RSUs usually have vesting schedules that are similar or identical to grants of actual restricted shares. They do not pay dividends directly, but may pay dividend equivalents that may be funneled into an escrow account to help pay withholding taxes, or be reinvested into the purchase of more shares.
Taxation of RSUs
Restricted stock units are taxed in much the same manner as actual restricted shares. Employees must pay income and withholding tax on the amount received on the vesting date, based on the closing market value of the stock price. They generally have the same options to choose from in order to pay withholding tax; they can either pay the tax out of pocket, or sell the required number of units to cover this amount. The closing share price at vesting then becomes the basis for gain or loss computations when the stock is sold.
The Section 83(b) election is not available for employees who receive RSUs. This is because this provision only applies to tangible property of some kind, and no actual property is conferred to them as it is with shares of restricted stock. However, RSUs are not taxed until both the vesting schedule is complete and the employee constructively receives the actual shares that were promised. Of course, these two events usually happen at the same time, but employees are able to defer taxation in some cases (except for Social Security and Medicare tax, which must always be paid at vesting) by electing to receive the stock at a later date.
Advantages of RSUs
RSUs offer many of the same advantages and drawbacks as their restricted stock cousins. The following key differences apply:
- Possible Lower Taxes. Due to the absence of Section 83(b) provision, there is no possibility for the overpayment of taxes.
- Deferral of Share Issuance. Employers can issue RSUs without diluting the share base (delays issuance of company shares). This is a substantial advantage not only over restricted stock, but other forms of stock plans, such as employee stock purchase plans and statutory and non-statutory stock option plans.
- Cheap. Employers incur lower administrative costs, since there are no actual shares to hold, record, and track.
- Tax Deferral. It is possible to defer taxation beyond the vesting date by delaying issuance of shares to employee.
- Foreign Tax Friendly. Issuance of RSUs to employees working outside the U.S. can make taxation easier because of differences in when and how stock options are taxed.
Disadvantages of RSUs
- No Voting Rights. RSUs do not offer voting rights until actual shares are issued at vesting.
- No Dividends. RSUs cannot pay dividends, because no actual shares are used (employers can pay cash dividend equivalents if they choose).
- No Section 83(b) Election.

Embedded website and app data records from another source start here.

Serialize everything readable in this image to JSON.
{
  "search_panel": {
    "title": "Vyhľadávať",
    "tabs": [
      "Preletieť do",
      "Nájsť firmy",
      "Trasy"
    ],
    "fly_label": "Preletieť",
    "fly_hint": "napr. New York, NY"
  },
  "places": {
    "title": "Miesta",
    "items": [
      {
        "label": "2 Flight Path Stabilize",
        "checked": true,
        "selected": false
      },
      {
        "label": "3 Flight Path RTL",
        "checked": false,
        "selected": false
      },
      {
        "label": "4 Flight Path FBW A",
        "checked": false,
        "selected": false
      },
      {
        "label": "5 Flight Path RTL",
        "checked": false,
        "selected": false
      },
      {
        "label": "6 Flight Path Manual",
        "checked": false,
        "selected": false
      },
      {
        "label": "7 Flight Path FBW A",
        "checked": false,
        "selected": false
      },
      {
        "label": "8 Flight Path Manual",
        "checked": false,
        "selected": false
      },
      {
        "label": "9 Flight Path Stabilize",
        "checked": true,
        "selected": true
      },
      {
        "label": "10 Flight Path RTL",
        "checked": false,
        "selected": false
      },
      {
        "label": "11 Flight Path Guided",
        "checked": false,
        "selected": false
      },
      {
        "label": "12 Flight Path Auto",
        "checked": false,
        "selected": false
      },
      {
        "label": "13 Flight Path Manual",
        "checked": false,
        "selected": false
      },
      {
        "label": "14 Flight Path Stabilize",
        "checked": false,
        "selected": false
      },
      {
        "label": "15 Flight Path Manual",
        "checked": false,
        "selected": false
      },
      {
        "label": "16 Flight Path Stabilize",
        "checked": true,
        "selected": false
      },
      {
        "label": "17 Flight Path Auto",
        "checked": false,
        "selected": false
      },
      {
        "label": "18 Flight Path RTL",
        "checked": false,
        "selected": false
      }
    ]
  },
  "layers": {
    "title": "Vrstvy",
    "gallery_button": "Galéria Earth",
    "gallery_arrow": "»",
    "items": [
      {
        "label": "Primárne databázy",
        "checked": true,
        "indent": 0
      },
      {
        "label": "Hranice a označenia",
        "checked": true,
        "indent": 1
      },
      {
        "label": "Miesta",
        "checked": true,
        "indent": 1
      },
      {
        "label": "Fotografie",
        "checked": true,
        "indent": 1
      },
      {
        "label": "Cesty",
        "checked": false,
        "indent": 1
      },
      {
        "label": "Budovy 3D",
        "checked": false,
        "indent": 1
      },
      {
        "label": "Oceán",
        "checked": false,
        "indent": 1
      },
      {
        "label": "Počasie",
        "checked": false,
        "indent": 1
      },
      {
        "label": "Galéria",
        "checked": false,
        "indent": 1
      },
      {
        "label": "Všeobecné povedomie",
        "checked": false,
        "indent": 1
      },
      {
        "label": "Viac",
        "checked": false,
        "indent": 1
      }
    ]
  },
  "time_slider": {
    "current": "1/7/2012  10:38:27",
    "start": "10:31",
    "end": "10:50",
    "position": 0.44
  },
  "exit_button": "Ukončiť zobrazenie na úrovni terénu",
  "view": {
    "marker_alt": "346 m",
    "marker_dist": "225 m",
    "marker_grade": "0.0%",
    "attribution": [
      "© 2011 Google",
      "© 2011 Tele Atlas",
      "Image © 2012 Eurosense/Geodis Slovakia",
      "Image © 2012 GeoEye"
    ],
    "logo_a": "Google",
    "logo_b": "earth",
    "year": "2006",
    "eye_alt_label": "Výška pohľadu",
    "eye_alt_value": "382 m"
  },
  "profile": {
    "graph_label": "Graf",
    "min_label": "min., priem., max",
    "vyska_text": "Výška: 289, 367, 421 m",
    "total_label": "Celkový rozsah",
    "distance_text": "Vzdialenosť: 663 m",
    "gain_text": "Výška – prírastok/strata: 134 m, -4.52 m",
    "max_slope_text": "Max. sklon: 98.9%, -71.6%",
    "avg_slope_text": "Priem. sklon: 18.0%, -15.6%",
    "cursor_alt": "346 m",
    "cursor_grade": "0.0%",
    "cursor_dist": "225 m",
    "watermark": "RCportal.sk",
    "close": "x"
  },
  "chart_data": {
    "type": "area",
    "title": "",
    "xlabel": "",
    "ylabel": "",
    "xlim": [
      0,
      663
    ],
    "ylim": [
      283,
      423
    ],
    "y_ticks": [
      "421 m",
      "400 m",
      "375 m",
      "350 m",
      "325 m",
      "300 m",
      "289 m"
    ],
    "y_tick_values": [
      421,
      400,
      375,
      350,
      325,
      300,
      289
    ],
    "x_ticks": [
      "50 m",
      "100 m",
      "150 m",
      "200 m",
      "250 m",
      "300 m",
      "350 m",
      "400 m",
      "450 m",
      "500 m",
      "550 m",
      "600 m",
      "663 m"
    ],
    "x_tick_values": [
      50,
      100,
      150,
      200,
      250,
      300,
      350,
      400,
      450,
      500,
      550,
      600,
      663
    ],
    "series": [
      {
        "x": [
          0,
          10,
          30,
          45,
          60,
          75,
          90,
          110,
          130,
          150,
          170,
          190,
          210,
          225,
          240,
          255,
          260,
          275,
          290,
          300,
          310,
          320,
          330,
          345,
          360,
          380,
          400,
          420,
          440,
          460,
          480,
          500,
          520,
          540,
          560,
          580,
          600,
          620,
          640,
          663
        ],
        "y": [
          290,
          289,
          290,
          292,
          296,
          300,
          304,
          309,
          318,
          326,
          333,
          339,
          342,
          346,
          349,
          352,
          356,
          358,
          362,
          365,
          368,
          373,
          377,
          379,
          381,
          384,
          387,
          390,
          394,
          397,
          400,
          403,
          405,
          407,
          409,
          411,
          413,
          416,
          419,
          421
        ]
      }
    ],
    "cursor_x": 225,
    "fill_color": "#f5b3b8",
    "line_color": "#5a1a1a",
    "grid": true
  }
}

RSUs do not offer the Section 83(b) election because the units are not considered to be tangible property per the definition of the Internal Revenue Code. This type of election can only be used with tangible property.
From an employee’s perspective, there is realistically not a great deal of difference between receiving restricted stock versus restricted stock units, except that there is no 83(b) election available for RSUs. Employers typically benefit more from the use of RSUs because it allows them to defer the issuance of company shares until the vesting schedule is complete, which then delays the dilution of the share base.
Restricted stock and RSUs are more flexible forms of tax-deferred stock compensation that do not present some of the limitations that employers often face with conventional stock option plans, such as dilution of company shares. Although both types of plans are becoming more popular with employers, RSUs are beginning to eclipse their counterparts because of their greater simplicity and deferment of share issuance.
For more information on these forms of equity compensation, consult your HR representative or financial advisor.